Martin Jahn (c. 1620–c. 1682) is probably not a name with which you are familiar, and that is perfectly fine. For to be honest until yesterday I was not familiar with his name either. Allow me to rectify that for both of us, gentle reader.
During the Offertory at Sunday Mass, our choir performed what is commonly referred to in English as “Jesu, Joy of Man’s Desiring” by J.S. Bach. However instead of using the English adapted lyrics, with which most of us are familiar, particularly around the Advent and Christmas season, the choir sang the words of the original, earlier text by Jahn. Fortunately, our parish music director prepares handouts for Mass each Sunday containing not only the listing of the hymns which the congregation will be singing, but also the texts of the pieces which the choir sings during communion, etc.
Reading the unfamiliar words to this very familiar music, I was struck not only by their intimacy, but their hopefulness in the face of suffering. Admittedly, all translations are but an approximation of an original text. As anyone who has studied foreign languages knows, some of the subtlety of meaning is lost when a work is adapted to another tongue. That is particularly true in areas such as poetry or in lyrics, for oftentimes a composer has deliberately chosen a certain word or phrase to express a host of ideas in an economy of language.
However even in their admitted imperfection in English, this short, simple reflection of one man’s love for Christ is powerful in its sincerity: it gets down to the heart of the matter. If you have ever been in the place where Jahn clearly must have been, in order for him to be able to so succinctly express the nature of worry and pain overcome by hope and love, then this will speak to you, or to someone you love who may be going through a tough time. (And if you have not experienced such things yet yourself, just wait.)
In short, these are words to keep close.
Wohl mir, daß ich Jesum habe,
Wohl mir, daß ich Jesum habe, o wie feste halt’ ich ihn,
daß er mir mein Herze labe, wenn ich krank und traurig bin.
Jesum hab’ ich, der mich liebet und sich mir zu eigen giebet,

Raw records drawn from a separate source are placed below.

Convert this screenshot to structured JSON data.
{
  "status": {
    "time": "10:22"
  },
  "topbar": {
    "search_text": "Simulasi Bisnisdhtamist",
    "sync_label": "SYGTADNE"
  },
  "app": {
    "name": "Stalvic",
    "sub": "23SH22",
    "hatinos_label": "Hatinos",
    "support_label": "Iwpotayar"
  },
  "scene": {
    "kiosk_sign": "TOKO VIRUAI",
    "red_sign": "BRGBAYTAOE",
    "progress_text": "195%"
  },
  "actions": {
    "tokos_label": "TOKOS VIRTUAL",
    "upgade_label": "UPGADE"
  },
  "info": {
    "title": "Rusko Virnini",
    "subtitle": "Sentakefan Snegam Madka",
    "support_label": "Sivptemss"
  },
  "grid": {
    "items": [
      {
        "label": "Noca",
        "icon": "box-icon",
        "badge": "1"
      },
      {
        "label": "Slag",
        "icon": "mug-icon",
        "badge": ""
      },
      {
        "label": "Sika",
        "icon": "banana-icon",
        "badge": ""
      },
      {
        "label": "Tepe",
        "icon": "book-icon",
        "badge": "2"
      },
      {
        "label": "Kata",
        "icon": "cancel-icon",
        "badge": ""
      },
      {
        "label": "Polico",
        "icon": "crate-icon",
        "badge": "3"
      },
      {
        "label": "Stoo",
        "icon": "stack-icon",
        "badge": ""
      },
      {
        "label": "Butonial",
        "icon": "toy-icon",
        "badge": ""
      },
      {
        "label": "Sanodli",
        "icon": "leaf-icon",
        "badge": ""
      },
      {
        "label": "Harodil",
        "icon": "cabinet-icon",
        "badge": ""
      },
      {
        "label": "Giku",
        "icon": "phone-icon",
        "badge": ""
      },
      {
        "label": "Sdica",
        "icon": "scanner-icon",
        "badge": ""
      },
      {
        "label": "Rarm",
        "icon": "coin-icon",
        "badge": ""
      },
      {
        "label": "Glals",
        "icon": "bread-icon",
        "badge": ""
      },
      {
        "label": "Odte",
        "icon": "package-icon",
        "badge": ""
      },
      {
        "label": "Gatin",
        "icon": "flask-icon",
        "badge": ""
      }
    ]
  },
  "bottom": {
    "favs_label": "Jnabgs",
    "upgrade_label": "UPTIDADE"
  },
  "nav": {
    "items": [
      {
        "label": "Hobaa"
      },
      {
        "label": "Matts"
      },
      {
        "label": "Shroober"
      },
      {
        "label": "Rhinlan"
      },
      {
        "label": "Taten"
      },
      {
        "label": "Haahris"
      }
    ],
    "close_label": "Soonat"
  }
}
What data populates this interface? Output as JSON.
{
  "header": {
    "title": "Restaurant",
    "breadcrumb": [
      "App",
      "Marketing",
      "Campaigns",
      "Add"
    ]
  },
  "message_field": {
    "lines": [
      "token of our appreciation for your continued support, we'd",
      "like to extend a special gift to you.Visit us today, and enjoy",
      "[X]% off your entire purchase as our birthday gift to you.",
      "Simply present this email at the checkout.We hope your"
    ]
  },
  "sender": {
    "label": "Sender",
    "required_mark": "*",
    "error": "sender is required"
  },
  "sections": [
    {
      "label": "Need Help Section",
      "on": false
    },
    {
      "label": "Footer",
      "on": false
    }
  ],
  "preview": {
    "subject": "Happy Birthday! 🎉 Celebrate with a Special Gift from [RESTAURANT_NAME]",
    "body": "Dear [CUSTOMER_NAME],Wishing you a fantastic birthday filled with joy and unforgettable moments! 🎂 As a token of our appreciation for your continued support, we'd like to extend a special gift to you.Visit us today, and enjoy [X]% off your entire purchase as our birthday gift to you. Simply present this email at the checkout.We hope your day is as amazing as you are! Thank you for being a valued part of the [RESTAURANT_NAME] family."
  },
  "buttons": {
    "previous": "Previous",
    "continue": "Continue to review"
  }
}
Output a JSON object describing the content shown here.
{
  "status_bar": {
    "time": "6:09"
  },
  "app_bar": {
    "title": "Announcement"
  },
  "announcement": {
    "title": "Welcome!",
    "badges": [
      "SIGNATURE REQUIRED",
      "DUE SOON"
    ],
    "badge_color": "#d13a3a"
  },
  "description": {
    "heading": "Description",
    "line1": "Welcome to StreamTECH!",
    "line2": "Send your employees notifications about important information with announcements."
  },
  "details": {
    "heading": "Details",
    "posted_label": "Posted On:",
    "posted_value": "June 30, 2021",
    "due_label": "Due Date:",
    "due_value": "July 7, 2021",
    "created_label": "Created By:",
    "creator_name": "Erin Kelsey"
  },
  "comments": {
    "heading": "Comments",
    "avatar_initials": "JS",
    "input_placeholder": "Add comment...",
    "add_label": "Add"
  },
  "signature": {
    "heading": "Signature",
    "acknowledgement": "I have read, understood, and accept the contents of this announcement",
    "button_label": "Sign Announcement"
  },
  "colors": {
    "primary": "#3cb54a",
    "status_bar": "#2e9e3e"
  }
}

ach drum laß’ ich Jesum nicht, wenn mir gleich mein Herze bricht.
Well for me that I have Jesus, o how strong I hold to Him,
that He might refresh my heart when sick and sad am I.
Jesus have I, who loves me and gives to me His own,
ah therefore I will not leave Jesus, when I feel my heart is breaking.
Detail of “The Descent from the Cross” by the
Master of the von Stauffenburg Altarpiece (c. 1454-1460)
Unterlinden Museum, Colmar, France